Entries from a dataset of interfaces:
****************************************
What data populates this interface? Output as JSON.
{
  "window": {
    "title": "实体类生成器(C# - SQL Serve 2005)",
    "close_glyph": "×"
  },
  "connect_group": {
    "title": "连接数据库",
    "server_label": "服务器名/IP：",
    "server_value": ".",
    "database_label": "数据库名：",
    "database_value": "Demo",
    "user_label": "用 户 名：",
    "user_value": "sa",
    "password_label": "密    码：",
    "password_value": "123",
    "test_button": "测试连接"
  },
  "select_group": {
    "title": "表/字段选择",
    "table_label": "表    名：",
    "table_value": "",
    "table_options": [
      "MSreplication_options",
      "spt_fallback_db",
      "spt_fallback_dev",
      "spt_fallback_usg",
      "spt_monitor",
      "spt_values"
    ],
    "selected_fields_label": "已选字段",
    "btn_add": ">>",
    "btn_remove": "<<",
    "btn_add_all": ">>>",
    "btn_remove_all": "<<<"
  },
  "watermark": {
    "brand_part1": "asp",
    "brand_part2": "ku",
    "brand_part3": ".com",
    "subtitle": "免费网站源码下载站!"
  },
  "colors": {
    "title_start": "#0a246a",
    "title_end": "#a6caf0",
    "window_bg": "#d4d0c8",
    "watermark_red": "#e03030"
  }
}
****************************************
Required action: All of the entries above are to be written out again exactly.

Solution to this problem:
What data populates this interface? Output as JSON.
{
  "window": {
    "title": "实体类生成器(C# - SQL Serve 2005)",
    "close_glyph": "×"
  },
  "connect_group": {
    "title": "连接数据库",
    "server_label": "服务器名/IP：",
    "server_value": ".",
    "database_label": "数据库名：",
    "database_value": "Demo",
    "user_label": "用 户 名：",
    "user_value": "sa",
    "password_label": "密    码：",
    "password_value": "123",
    "test_button": "测试连接"
  },
  "select_group": {
    "title": "表/字段选择",
    "table_label": "表    名：",
    "table_value": "",
    "table_options": [
      "MSreplication_options",
      "spt_fallback_db",
      "spt_fallback_dev",
      "spt_fallback_usg",
      "spt_monitor",
      "spt_values"
    ],
    "selected_fields_label": "已选字段",
    "btn_add": ">>",
    "btn_remove": "<<",
    "btn_add_all": ">>>",
    "btn_remove_all": "<<<"
  },
  "watermark": {
    "brand_part1": "asp",
    "brand_part2": "ku",
    "brand_part3": ".com",
    "subtitle": "免费网站源码下载站!"
  },
  "colors": {
    "title_start": "#0a246a",
    "title_end": "#a6caf0",
    "window_bg": "#d4d0c8",
    "watermark_red": "#e03030"
  }
}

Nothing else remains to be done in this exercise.